The 4-year-old Cigar already had lost more races than he had won when he began his 16-race winning streak at the end of 1994. Few paid attention, though, to those earlier attempts to find his way, and by the time the 1995 Breeders’ Cup Classic at Belmont Park was in the books no one argued with Tom Durkin’s description of their hero as “the incomparable, invincible, unbeatable Cigar!” Nine months later, when Cigar finally lost a race at Del Mar, his place in history was secure. He was still incomparable.

With the exception of her surgically-repaired ankle, Personal Ensign had a career that in many ways mirrors Frankel’s. She was brilliant at 2, 3, and 4, as trainer Shug McGaughey guided her on a steadily upward trajectory until, in the last half of 1988, she beat colts in the Whitney, beat Kentucky Derby winner Winning Colors in the Maskette, then made a joke of the Beldame before heading to cold and rainy Churchill Downs for her final race in the Breeders’ Cup Distaff. It’s hardly a stretch for McGaughey to imagine the thoughts swirling around Henry Cecil, as he faces a similar scenario.

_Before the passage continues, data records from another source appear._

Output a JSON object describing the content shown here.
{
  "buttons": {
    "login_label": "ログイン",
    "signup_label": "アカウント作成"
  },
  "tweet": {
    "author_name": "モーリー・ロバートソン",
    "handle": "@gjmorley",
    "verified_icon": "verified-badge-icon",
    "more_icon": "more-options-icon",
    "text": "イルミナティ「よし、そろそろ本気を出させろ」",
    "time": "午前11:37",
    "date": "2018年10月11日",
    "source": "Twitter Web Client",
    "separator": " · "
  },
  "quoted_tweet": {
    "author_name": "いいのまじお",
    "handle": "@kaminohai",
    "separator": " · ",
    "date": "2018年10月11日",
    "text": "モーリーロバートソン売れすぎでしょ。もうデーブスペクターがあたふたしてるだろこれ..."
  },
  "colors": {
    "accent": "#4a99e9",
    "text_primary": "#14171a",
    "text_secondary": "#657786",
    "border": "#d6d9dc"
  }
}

“He’s got everything in order, but I’m sure he’s excited, and nervous, too,” McGaughey said this week. “It would be disappointing to go through all they go through to get to that point, and then to get beat. But you’ve got to feel positive going in and that you’ve done all you can, which is about all you can do.”

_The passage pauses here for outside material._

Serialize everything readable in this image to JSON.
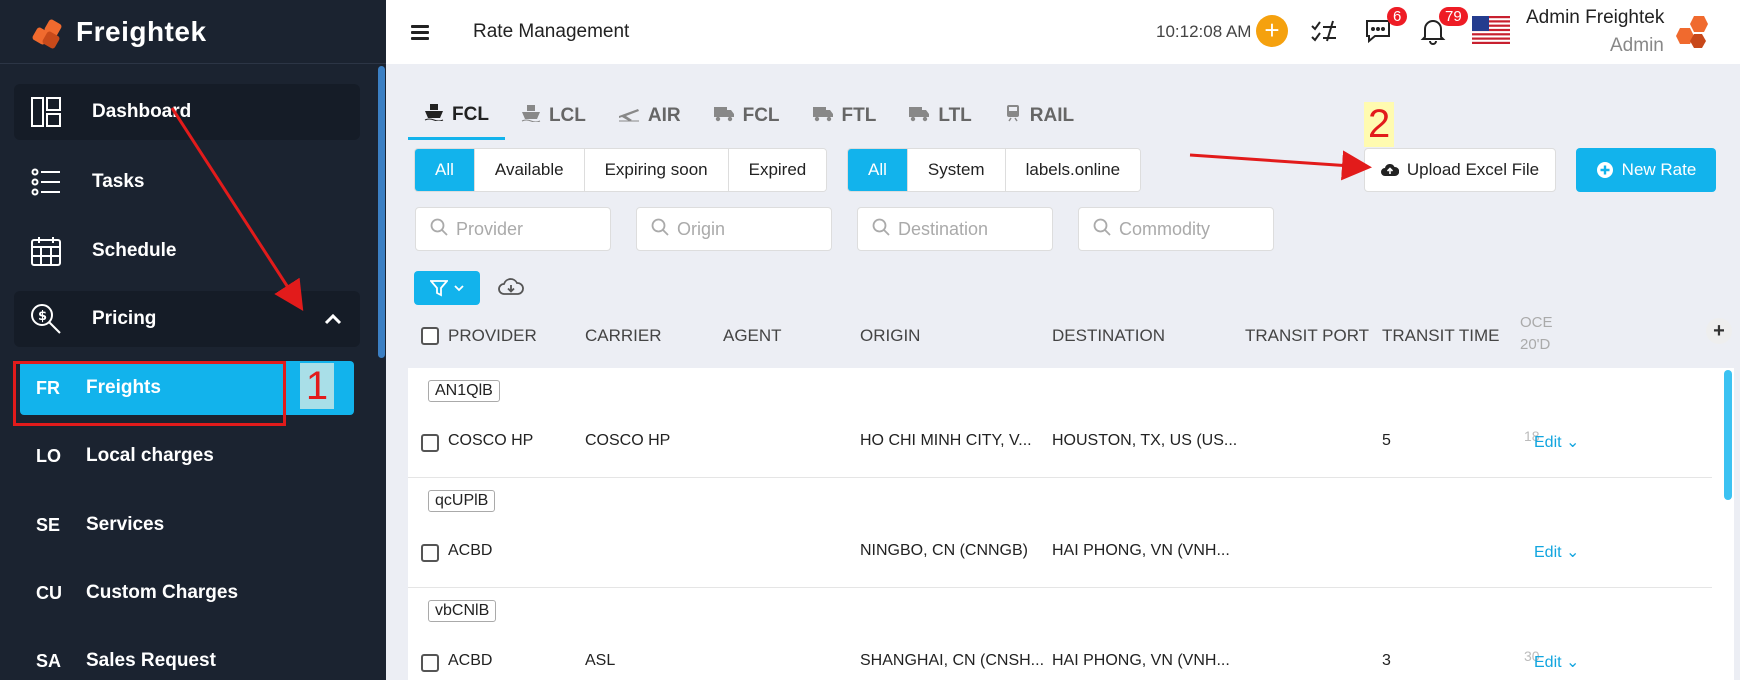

Pressure and all, there is something about having an unbeaten horse at the highest levels that creates a certain warm glow of confidence. “Her last race had been so good, and her competition hadn’t really been doing that good, so I really didn’t see there were any roadblocks,” McGaughey said of Personal Ensign. “I really didn’t even worry about the weather.”

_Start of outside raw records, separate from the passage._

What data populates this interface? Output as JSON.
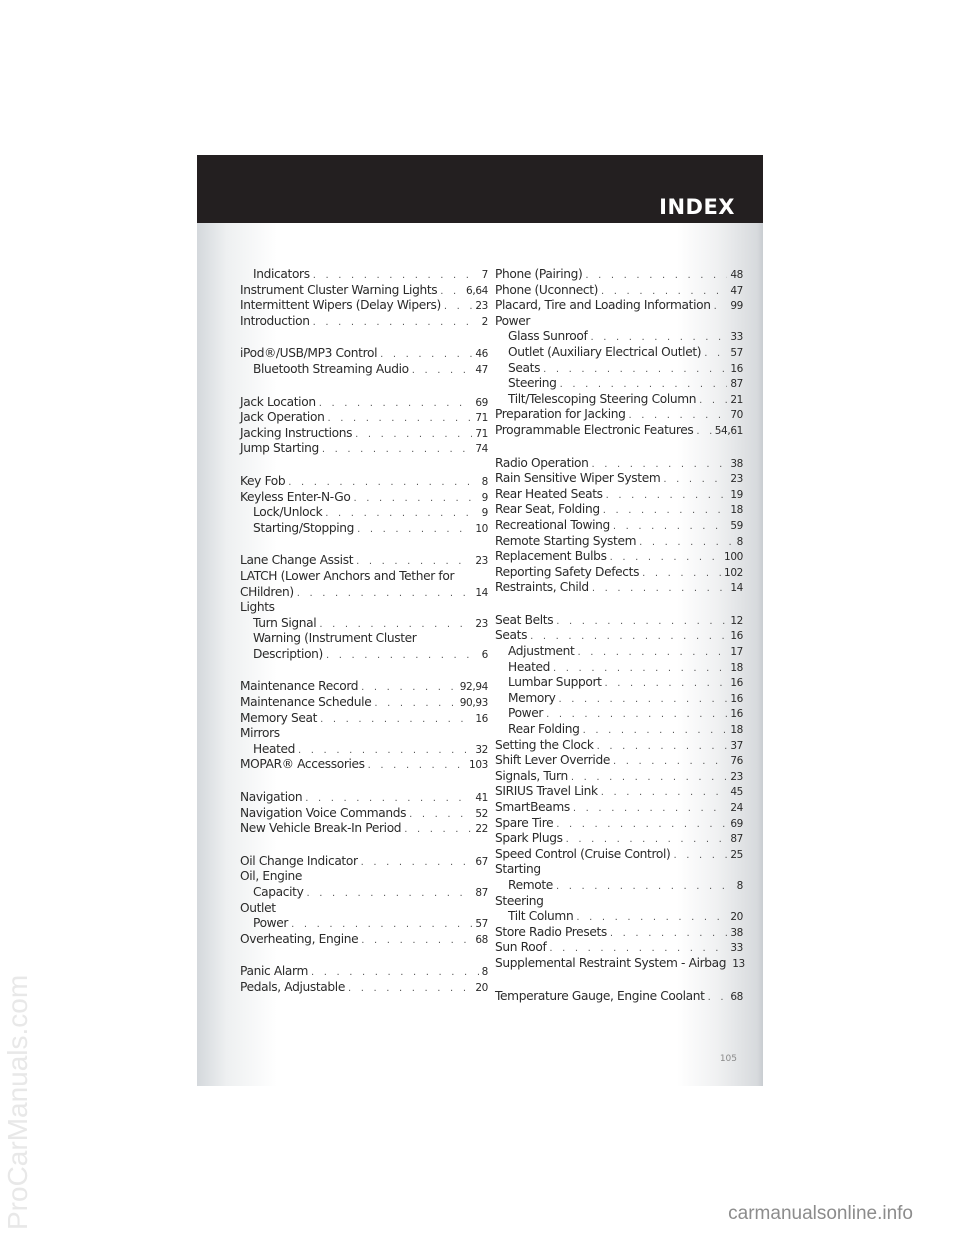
{
  "header": {
    "title": "INDEX"
  },
  "left_column": [
    {
      "label": "Indicators",
      "page": "7",
      "sub": true
    },
    {
      "label": "Instrument Cluster Warning Lights",
      "page": "6,64"
    },
    {
      "label": "Intermittent Wipers (Delay Wipers)",
      "page": "23"
    },
    {
      "label": "Introduction",
      "page": "2"
    },
    {
      "gap": true
    },
    {
      "label": "iPod®/USB/MP3 Control",
      "page": "46"
    },
    {
      "label": "Bluetooth Streaming Audio",
      "page": "47",
      "sub": true
    },
    {
      "gap": true
    },
    {
      "label": "Jack Location",
      "page": "69"
    },
    {
      "label": "Jack Operation",
      "page": "71"
    },
    {
      "label": "Jacking Instructions",
      "page": "71"
    },
    {
      "label": "Jump Starting",
      "page": "74"
    },
    {
      "gap": true
    },
    {
      "label": "Key Fob",
      "page": "8"
    },
    {
      "label": "Keyless Enter-N-Go",
      "page": "9"
    },
    {
      "label": "Lock/Unlock",
      "page": "9",
      "sub": true
    },
    {
      "label": "Starting/Stopping",
      "page": "10",
      "sub": true
    },
    {
      "gap": true
    },
    {
      "label": "Lane Change Assist",
      "page": "23"
    },
    {
      "label": "LATCH (Lower Anchors and Tether for",
      "page": ""
    },
    {
      "label": "CHildren)",
      "page": "14"
    },
    {
      "label": "Lights",
      "page": ""
    },
    {
      "label": "Turn Signal",
      "page": "23",
      "sub": true
    },
    {
      "label": "Warning (Instrument Cluster",
      "page": "",
      "sub": true
    },
    {
      "label": "Description)",
      "page": "6",
      "sub": true
    },
    {
      "gap": true
    },
    {
      "label": "Maintenance Record",
      "page": "92,94"
    },
    {
      "label": "Maintenance Schedule",
      "page": "90,93"
    },
    {
      "label": "Memory Seat",
      "page": "16"
    },
    {
      "label": "Mirrors",
      "page": ""
    },
    {
      "label": "Heated",
      "page": "32",
      "sub": true
    },
    {
      "label": "MOPAR® Accessories",
      "page": "103"
    },
    {
      "gap": true
    },
    {
      "label": "Navigation",
      "page": "41"
    },
    {
      "label": "Navigation Voice Commands",
      "page": "52"
    },
    {
      "label": "New Vehicle Break-In Period",
      "page": "22"
    },
    {
      "gap": true
    },
    {
      "label": "Oil Change Indicator",
      "page": "67"
    },
    {
      "label": "Oil, Engine",
      "page": ""
    },
    {
      "label": "Capacity",
      "page": "87",
      "sub": true
    },
    {
      "label": "Outlet",
      "page": ""
    },
    {
      "label": "Power",
      "page": "57",
      "sub": true
    },
    {
      "label": "Overheating, Engine",
      "page": "68"
    },
    {
      "gap": true
    },
    {
      "label": "Panic Alarm",
      "page": "8"
    },
    {
      "label": "Pedals, Adjustable",
      "page": "20"
    }
  ],
  "right_column": [
    {
      "label": "Phone (Pairing)",
      "page": "48"
    },
    {
      "label": "Phone (Uconnect)",
      "page": "47"
    },
    {
      "label": "Placard, Tire and Loading Information",
      "page": "99"
    },
    {
      "label": "Power",
      "page": ""
    },
    {
      "label": "Glass Sunroof",
      "page": "33",
      "sub": true
    },
    {
      "label": "Outlet (Auxiliary Electrical Outlet)",
      "page": "57",
      "sub": true
    },
    {
      "label": "Seats",
      "page": "16",
      "sub": true
    },
    {
      "label": "Steering",
      "page": "87",
      "sub": true
    },
    {
      "label": "Tilt/Telescoping Steering Column",
      "page": "21",
      "sub": true
    },
    {
      "label": "Preparation for Jacking",
      "page": "70"
    },
    {
      "label": "Programmable Electronic Features",
      "page": "54,61"
    },
    {
      "gap": true
    },
    {
      "label": "Radio Operation",
      "page": "38"
    },
    {
      "label": "Rain Sensitive Wiper System",
      "page": "23"
    },
    {
      "label": "Rear Heated Seats",
      "page": "19"
    },
    {
      "label": "Rear Seat, Folding",
      "page": "18"
    },
    {
      "label": "Recreational Towing",
      "page": "59"
    },
    {
      "label": "Remote Starting System",
      "page": "8"
    },
    {
      "label": "Replacement Bulbs",
      "page": "100"
    },
    {
      "label": "Reporting Safety Defects",
      "page": "102"
    },
    {
      "label": "Restraints, Child",
      "page": "14"
    },
    {
      "gap": true
    },
    {
      "label": "Seat Belts",
      "page": "12"
    },
    {
      "label": "Seats",
      "page": "16"
    },
    {
      "label": "Adjustment",
      "page": "17",
      "sub": true
    },
    {
      "label": "Heated",
      "page": "18",
      "sub": true
    },
    {
      "label": "Lumbar Support",
      "page": "16",
      "sub": true
    },
    {
      "label": "Memory",
      "page": "16",
      "sub": true
    },
    {
      "label": "Power",
      "page": "16",
      "sub": true
    },
    {
      "label": "Rear Folding",
      "page": "18",
      "sub": true
    },
    {
      "label": "Setting the Clock",
      "page": "37"
    },
    {
      "label": "Shift Lever Override",
      "page": "76"
    },
    {
      "label": "Signals, Turn",
      "page": "23"
    },
    {
      "label": "SIRIUS Travel Link",
      "page": "45"
    },
    {
      "label": "SmartBeams",
      "page": "24"
    },
    {
      "label": "Spare Tire",
      "page": "69"
    },
    {
      "label": "Spark Plugs",
      "page": "87"
    },
    {
      "label": "Speed Control (Cruise Control)",
      "page": "25"
    },
    {
      "label": "Starting",
      "page": ""
    },
    {
      "label": "Remote",
      "page": "8",
      "sub": true
    },
    {
      "label": "Steering",
      "page": ""
    },
    {
      "label": "Tilt Column",
      "page": "20",
      "sub": true
    },
    {
      "label": "Store Radio Presets",
      "page": "38"
    },
    {
      "label": "Sun Roof",
      "page": "33"
    },
    {
      "label": "Supplemental Restraint System - Airbag",
      "page": "13"
    },
    {
      "gap": true
    },
    {
      "label": "Temperature Gauge, Engine Coolant",
      "page": "68"
    }
  ],
  "footer": {
    "page_number": "105"
  },
  "watermarks": {
    "side": "ProCarManuals.com",
    "bottom": "carmanualsonline.info"
  }
}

Bad track and all, Personal Ensign somehow put her nose on the line first to beat a determined Winning Colors and retire with a record of 13 wins from 13 starts.

“When it was over, there really wasn’t any sadness,” McGaughey said. “You’d miss her, sure, being around a horse like that for more than two years pretty much every day. But if we kept going somewhere along the line she was going to get beat, and I didn’t want to see that.”

The party line coming from British media and horsemen is that Frankel is up against his toughest challenge on Saturday.

“I feel like we say that quite often,” confessed British racing commentator Lydia Hislop. “But it really is true.”

Having dismantled Europe’s best milers and dusted middle distance stalwarts Twice Over, Farrh, and St. Nicholas Abbey in his most recent race, Frankel now gets a crack at defending Champion Stakes winner Cirrus des Aigles, who, if his record is accurate, might as well be called “Jean Henri.”

This guy has raced 44 times, won 16, and been another 21 times second or third for earnings of $5.8 million. The 1 1/4 miles of the Champion, around two clockwise corners of Ascot’s vast, triangular course, seems to suit his nimble, persistent style, and he had a perfect prep at home to set him up for Saturday.

Then there is Nathaniel, who like Frankel is a 4-year-old son of Galileo making his final start in the Champion. Nathaniel lives just down the road from Frankel in a stall on a quiet knoll once occupied by Breeders’ Cup Classic winner Raven’s Pass. He has won three of England’s biggest prizes for trainer John Gosden, who enjoys pointing to a maiden race back in August 2010 that American horseplayers would refer to as a “key heat.”

“It’s fitting, isn’t it?” Gosden offered. “There they were, Frankel and Nathaniel, making their first starts on a quiet Friday at Newmarket, and they finish half a length apart. Who’d have thought that’s the closest anyone would get to beating Frankel for the next two years? Now here they are coming to the end together.”

As for the end, Juddmonte racing manager Teddy Grimthorpe prefers to postpone thoughts of the inevitable letdown.

“The race in front of us is what matters right now, though I’m sure it will hit us eventually,” Grimthorpe said. “The attention alone he’s brought to the sport has been unbelievable, as it has been for all of us lucky enough to have been along for the ride. The Racing Post runs a feature called ‘Where Are They Now?’ Come December I fully expect my name will be listed.”